ATLANTA – It was jobs versus protecting a national environmental treasure Tuesday when a Georgia House subcommittee held a two-hour hearing on a proposed titanium mine near the Okefenokee Swamp.
Environmental advocates urged lawmakers to pass legislation banning surface mining along Trail Ridge near the Okefenokee. That’s where Alabama-based Twin Pines Minerals is seeking state permits to mine titanium oxide.
House Bill 71 failed to make last week’s Crossover Day deadline for bills to pass at least one legislative chamber to remain alive for this year’s General Assembly session. However, the measure boasts 91 cosponsors among the 180 House members and could be resurrected by being attached to another bill that is still before the legislature.
Rep. Darlene Taylor, R-Thomasville, the bill’s chief sponsor, urged her colleagues on the House Natural Resources & Environment’s Resource Management Subcommittee to give the measure a chance.
“The Okefenokee is one of the largest remaining intact freshwater ecosystems in the world,” she said. “It cannot be replaced. A miscalculation cannot be corrected.”

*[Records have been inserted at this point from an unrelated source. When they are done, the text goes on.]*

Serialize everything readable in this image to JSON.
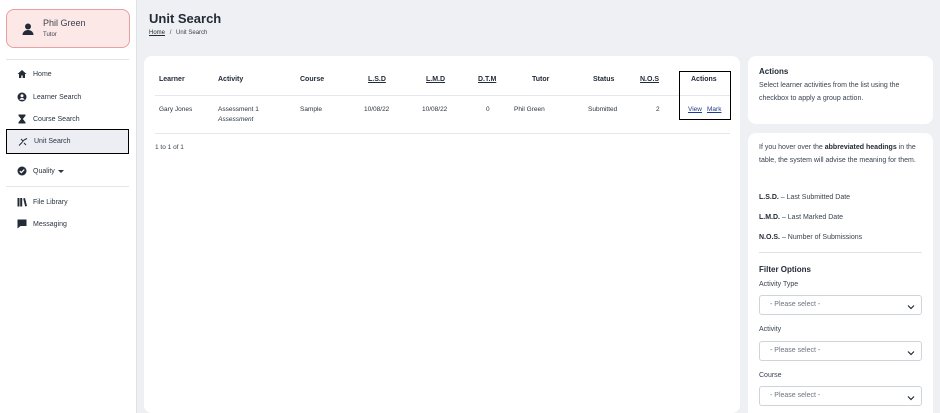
{
  "user": {
    "name": "Phil Green",
    "role": "Tutor"
  },
  "nav": {
    "home": "Home",
    "learner_search": "Learner Search",
    "course_search": "Course Search",
    "unit_search": "Unit Search",
    "quality": "Quality",
    "file_library": "File Library",
    "messaging": "Messaging"
  },
  "page": {
    "title": "Unit Search",
    "breadcrumb_home": "Home",
    "breadcrumb_sep": "/",
    "breadcrumb_current": "Unit Search"
  },
  "table": {
    "headers": {
      "learner": "Learner",
      "activity": "Activity",
      "course": "Course",
      "lsd": "L.S.D",
      "lmd": "L.M.D",
      "dtm": "D.T.M",
      "tutor": "Tutor",
      "status": "Status",
      "nos": "N.O.S",
      "actions": "Actions"
    },
    "rows": [
      {
        "learner": "Gary Jones",
        "activity": "Assessment 1",
        "activity_type": "Assessment",
        "course": "Sample",
        "lsd": "10/08/22",
        "lmd": "10/08/22",
        "dtm": "0",
        "tutor": "Phil Green",
        "status": "Submitted",
        "nos": "2",
        "view": "View",
        "mark": "Mark"
      }
    ],
    "pager": "1 to 1 of 1"
  },
  "actions_panel": {
    "title": "Actions",
    "text": "Select learner activities from the list using the checkbox to apply a group action."
  },
  "info_panel": {
    "intro_pre": "If you hover over the ",
    "intro_bold": "abbreviated headings",
    "intro_post": " in the table, the system will advise the meaning for them.",
    "lsd_abbr": "L.S.D.",
    "lsd_text": " – Last Submitted Date",
    "lmd_abbr": "L.M.D.",
    "lmd_text": " – Last Marked Date",
    "nos_abbr": "N.O.S.",
    "nos_text": " – Number of Submissions",
    "filter_title": "Filter Options",
    "activity_type_label": "Activity Type",
    "activity_label": "Activity",
    "course_label": "Course",
    "select_placeholder": "- Please select -"
  }
}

Rhett Jackson, a professor of hydrology and water resources at the University of Georgia, said the proposed mine would remove enough water from the drought-sensitive swamp to render it more susceptible to wildfires.
Other supporters touted the Okefenokee’s economic benefits as a popular tourist attraction. Michael Lusk, refuge manager at the Okefenokee National Wildlife Refuge, said the swamp draws about 400,000 visitors a year, is responsible for 955 jobs, and generates $24 million in annual economic impact.
The bill’s opponents said the mine, too, would provide an economic boost to an economically distressed area of the state. Twin Pines CEO Steve Ingle, in video testimony, said the mine would create 100 to 200 full-time jobs.
“Our county greatly needs large quantities of high-paying jobs,” said Drew Jones, a Charlton County commissioner. The commission has passed a resolution supporting the project.
Ingle said Twin Pines has pledged to restore the site with indigenous pines after the mining activity is completed.
“There’s no way we’d do anything to expose us to regulatory action or put our investment at risk,” he said.
The bill’s opponents also brought a hydrologist, Sorab Panjay, who told the subcommittee the amount of water the mine would remove from the swamp would be negligible and do no environmental harm.
Bill Sapp, a senior attorney with the Southern Environmental Law Center and chairman of the Okefenokee Protection Alliance, said it’s the General Assembly’s duty to “protect and preserve” the Okefenokee and not leave it to the discretion of the Georgia Environmental Protection Division (EPD), which is currently reviewing Twin Pines’ mining land use plan for the project.
But Lewis Jones, a lawyer representing Twin Pines, said it’s the EPD’s job to evaluate permit applications and approve them only if a project will not harm the environment.
“This rigorous process is only going to result in a permit if it can be shown mining can be done safely,” he said.